- Opening Delimiter -
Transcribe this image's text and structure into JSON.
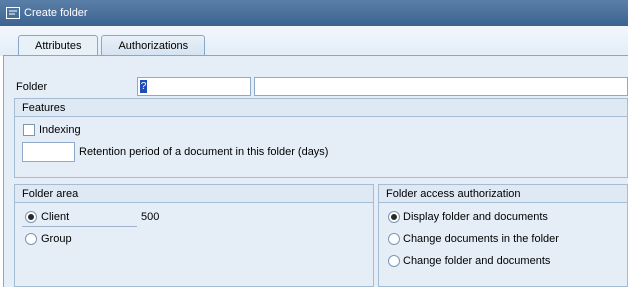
{
  "window": {
    "title": "Create folder"
  },
  "tabs": [
    {
      "label": "Attributes",
      "active": true
    },
    {
      "label": "Authorizations",
      "active": false
    }
  ],
  "folder": {
    "label": "Folder",
    "key_value": "?",
    "description_value": ""
  },
  "features": {
    "title": "Features",
    "indexing_label": "Indexing",
    "indexing_checked": false,
    "retention_value": "",
    "retention_label": "Retention period of a document in this folder (days)"
  },
  "folder_area": {
    "title": "Folder area",
    "options": [
      {
        "label": "Client",
        "selected": true,
        "value": "500"
      },
      {
        "label": "Group",
        "selected": false
      }
    ]
  },
  "access": {
    "title": "Folder access authorization",
    "options": [
      {
        "label": "Display folder and documents",
        "selected": true
      },
      {
        "label": "Change documents in the folder",
        "selected": false
      },
      {
        "label": "Change folder and documents",
        "selected": false
      }
    ]
  },
  "colors": {
    "titlebar": "#3c6391",
    "panel": "#e5eef7",
    "border": "#8aa7c7"
  }
}
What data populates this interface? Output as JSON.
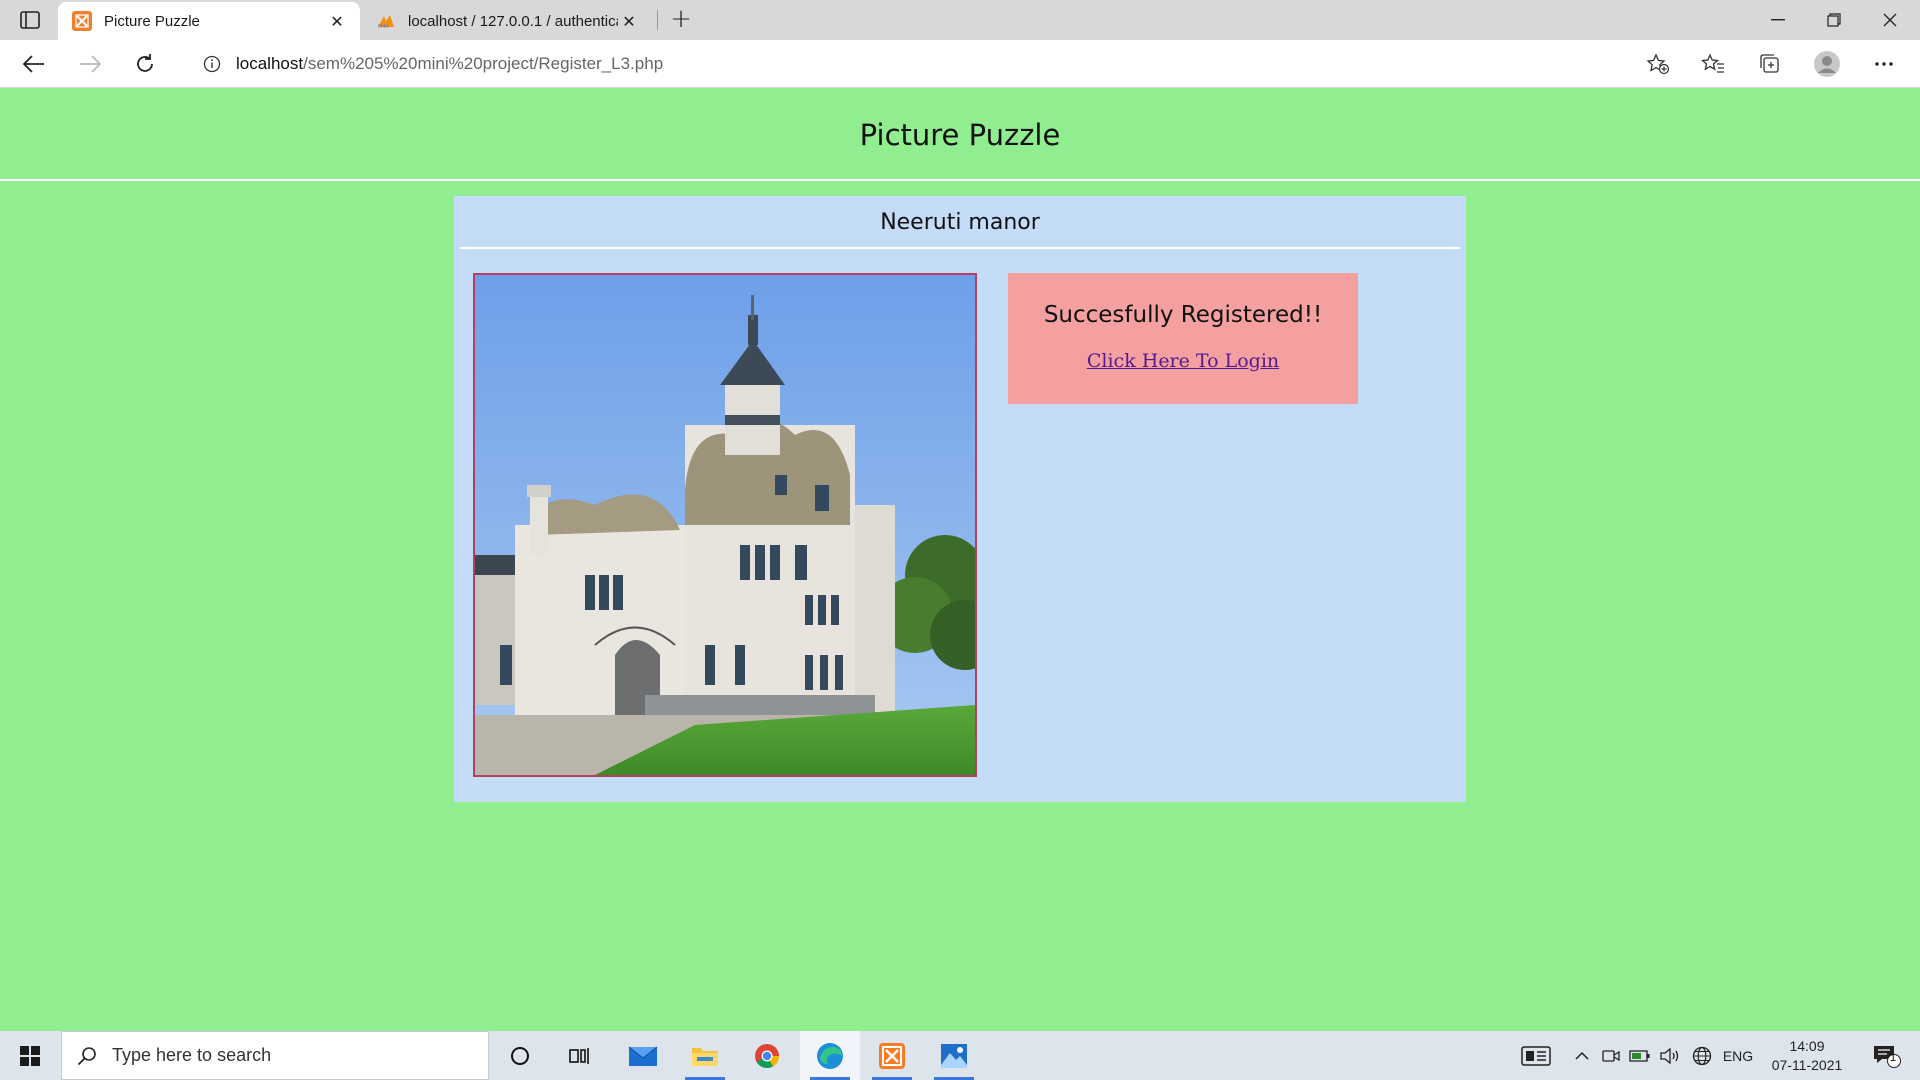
{
  "browser": {
    "tabs": [
      {
        "title": "Picture Puzzle",
        "active": true
      },
      {
        "title": "localhost / 127.0.0.1 / authentica",
        "active": false
      }
    ],
    "url_host": "localhost",
    "url_path": "/sem%205%20mini%20project/Register_L3.php"
  },
  "page": {
    "header_title": "Picture Puzzle",
    "card_title": "Neeruti manor",
    "message": "Succesfully Registered!!",
    "login_link": "Click Here To Login"
  },
  "taskbar": {
    "search_placeholder": "Type here to search",
    "language": "ENG",
    "time": "14:09",
    "date": "07-11-2021",
    "notification_count": "1"
  },
  "colors": {
    "page_bg": "#90EE90",
    "card_bg": "#c5dcf8",
    "message_bg": "#f4a0a0",
    "photo_border": "#b0405e"
  }
}
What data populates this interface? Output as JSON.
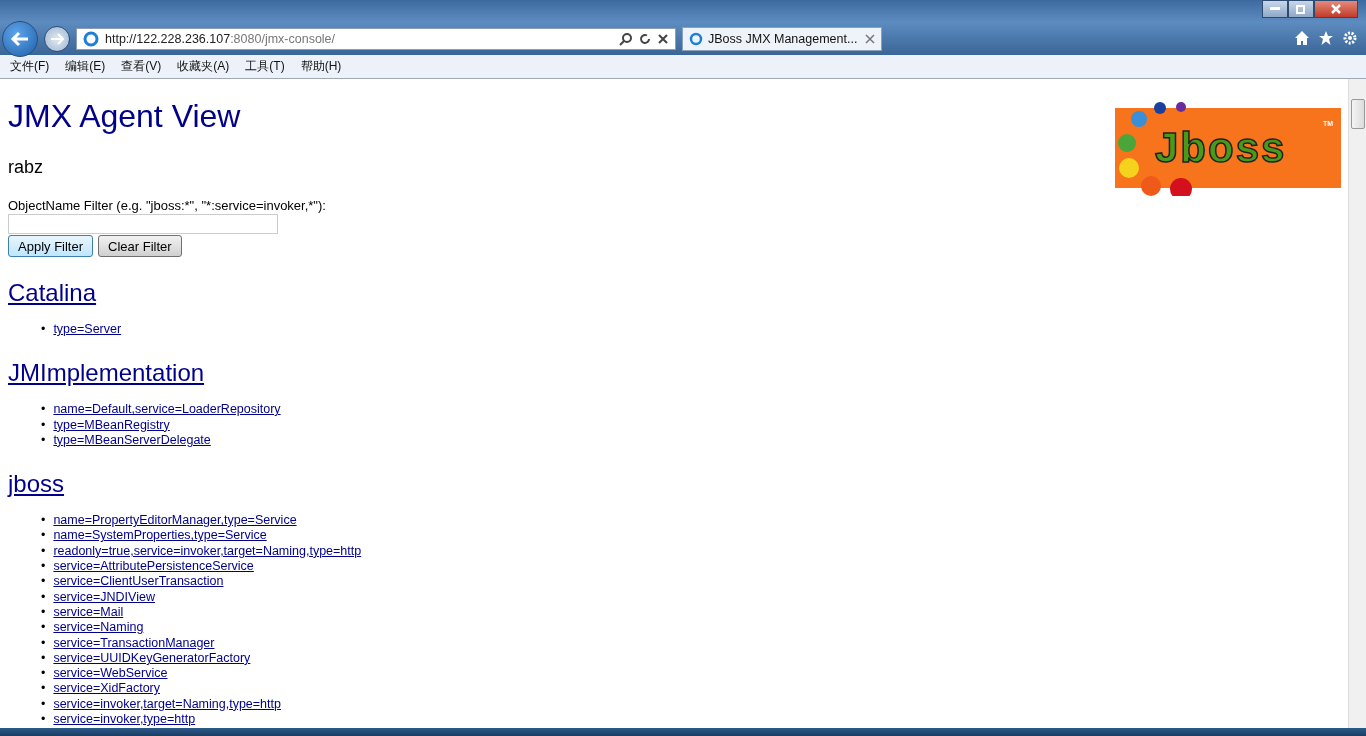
{
  "browser": {
    "address": {
      "host": "http://122.228.236.107",
      "rest": ":8080/jmx-console/"
    },
    "tab": {
      "title": "JBoss JMX Management...",
      "selected": true
    },
    "menu": [
      "文件(F)",
      "编辑(E)",
      "查看(V)",
      "收藏夹(A)",
      "工具(T)",
      "帮助(H)"
    ]
  },
  "page": {
    "title": "JMX Agent View",
    "subtitle": "rabz",
    "logo": {
      "word": "Jboss",
      "mark": "TM"
    },
    "filter": {
      "label": "ObjectName Filter (e.g. \"jboss:*\", \"*:service=invoker,*\"):",
      "buttons": [
        {
          "label": "Apply Filter",
          "focused": true
        },
        {
          "label": "Clear Filter",
          "focused": false
        }
      ]
    },
    "domains": [
      {
        "name": "Catalina",
        "mbeans": [
          {
            "bullet": "•",
            "label": "type=Server"
          }
        ]
      },
      {
        "name": "JMImplementation",
        "mbeans": [
          {
            "bullet": "•",
            "label": "name=Default,service=LoaderRepository"
          },
          {
            "bullet": "•",
            "label": "type=MBeanRegistry"
          },
          {
            "bullet": "•",
            "label": "type=MBeanServerDelegate"
          }
        ]
      },
      {
        "name": "jboss",
        "mbeans": [
          {
            "bullet": "•",
            "label": "name=PropertyEditorManager,type=Service"
          },
          {
            "bullet": "•",
            "label": "name=SystemProperties,type=Service"
          },
          {
            "bullet": "•",
            "label": "readonly=true,service=invoker,target=Naming,type=http"
          },
          {
            "bullet": "•",
            "label": "service=AttributePersistenceService"
          },
          {
            "bullet": "•",
            "label": "service=ClientUserTransaction"
          },
          {
            "bullet": "•",
            "label": "service=JNDIView"
          },
          {
            "bullet": "•",
            "label": "service=Mail"
          },
          {
            "bullet": "•",
            "label": "service=Naming"
          },
          {
            "bullet": "•",
            "label": "service=TransactionManager"
          },
          {
            "bullet": "•",
            "label": "service=UUIDKeyGeneratorFactory"
          },
          {
            "bullet": "•",
            "label": "service=WebService"
          },
          {
            "bullet": "•",
            "label": "service=XidFactory"
          },
          {
            "bullet": "•",
            "label": "service=invoker,target=Naming,type=http"
          },
          {
            "bullet": "•",
            "label": "service=invoker,type=http"
          }
        ]
      }
    ]
  }
}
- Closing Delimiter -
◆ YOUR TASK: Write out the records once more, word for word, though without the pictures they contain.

◆ OUTPUT:
Transcribe this image's text and structure into JSON.
{
  "window": {
    "title": "Create folder"
  },
  "tabs": [
    {
      "label": "Attributes",
      "active": true
    },
    {
      "label": "Authorizations",
      "active": false
    }
  ],
  "folder": {
    "label": "Folder",
    "key_value": "?",
    "description_value": ""
  },
  "features": {
    "title": "Features",
    "indexing_label": "Indexing",
    "indexing_checked": false,
    "retention_value": "",
    "retention_label": "Retention period of a document in this folder (days)"
  },
  "folder_area": {
    "title": "Folder area",
    "options": [
      {
        "label": "Client",
        "selected": true,
        "value": "500"
      },
      {
        "label": "Group",
        "selected": false
      }
    ]
  },
  "access": {
    "title": "Folder access authorization",
    "options": [
      {
        "label": "Display folder and documents",
        "selected": true
      },
      {
        "label": "Change documents in the folder",
        "selected": false
      },
      {
        "label": "Change folder and documents",
        "selected": false
      }
    ]
  },
  "colors": {
    "titlebar": "#3c6391",
    "panel": "#e5eef7",
    "border": "#8aa7c7"
  }
}
What data populates this interface? Output as JSON.
{
  "browser": {
    "tabs": [
      {
        "title": "Picture Puzzle",
        "active": true
      },
      {
        "title": "localhost / 127.0.0.1 / authentica",
        "active": false
      }
    ],
    "url_host": "localhost",
    "url_path": "/sem%205%20mini%20project/Register_L3.php"
  },
  "page": {
    "header_title": "Picture Puzzle",
    "card_title": "Neeruti manor",
    "message": "Succesfully Registered!!",
    "login_link": "Click Here To Login"
  },
  "taskbar": {
    "search_placeholder": "Type here to search",
    "language": "ENG",
    "time": "14:09",
    "date": "07-11-2021",
    "notification_count": "1"
  },
  "colors": {
    "page_bg": "#90EE90",
    "card_bg": "#c5dcf8",
    "message_bg": "#f4a0a0",
    "photo_border": "#b0405e"
  }
}
What data populates this interface? Output as JSON.
{
  "browser": {
    "address": {
      "host": "http://122.228.236.107",
      "rest": ":8080/jmx-console/"
    },
    "tab": {
      "title": "JBoss JMX Management...",
      "selected": true
    },
    "menu": [
      "文件(F)",
      "编辑(E)",
      "查看(V)",
      "收藏夹(A)",
      "工具(T)",
      "帮助(H)"
    ]
  },
  "page": {
    "title": "JMX Agent View",
    "subtitle": "rabz",
    "logo": {
      "word": "Jboss",
      "mark": "TM"
    },
    "filter": {
      "label": "ObjectName Filter (e.g. \"jboss:*\", \"*:service=invoker,*\"):",
      "buttons": [
        {
          "label": "Apply Filter",
          "focused": true
        },
        {
          "label": "Clear Filter",
          "focused": false
        }
      ]
    },
    "domains": [
      {
        "name": "Catalina",
        "mbeans": [
          {
            "bullet": "•",
            "label": "type=Server"
          }
        ]
      },
      {
        "name": "JMImplementation",
        "mbeans": [
          {
            "bullet": "•",
            "label": "name=Default,service=LoaderRepository"
          },
          {
            "bullet": "•",
            "label": "type=MBeanRegistry"
          },
          {
            "bullet": "•",
            "label": "type=MBeanServerDelegate"
          }
        ]
      },
      {
        "name": "jboss",
        "mbeans": [
          {
            "bullet": "•",
            "label": "name=PropertyEditorManager,type=Service"
          },
          {
            "bullet": "•",
            "label": "name=SystemProperties,type=Service"
          },
          {
            "bullet": "•",
            "label": "readonly=true,service=invoker,target=Naming,type=http"
          },
          {
            "bullet": "•",
            "label": "service=AttributePersistenceService"
          },
          {
            "bullet": "•",
            "label": "service=ClientUserTransaction"
          },
          {
            "bullet": "•",
            "label": "service=JNDIView"
          },
          {
            "bullet": "•",
            "label": "service=Mail"
          },
          {
            "bullet": "•",
            "label": "service=Naming"
          },
          {
            "bullet": "•",
            "label": "service=TransactionManager"
          },
          {
            "bullet": "•",
            "label": "service=UUIDKeyGeneratorFactory"
          },
          {
            "bullet": "•",
            "label": "service=WebService"
          },
          {
            "bullet": "•",
            "label": "service=XidFactory"
          },
          {
            "bullet": "•",
            "label": "service=invoker,target=Naming,type=http"
          },
          {
            "bullet": "•",
            "label": "service=invoker,type=http"
          }
        ]
      }
    ]
  }
}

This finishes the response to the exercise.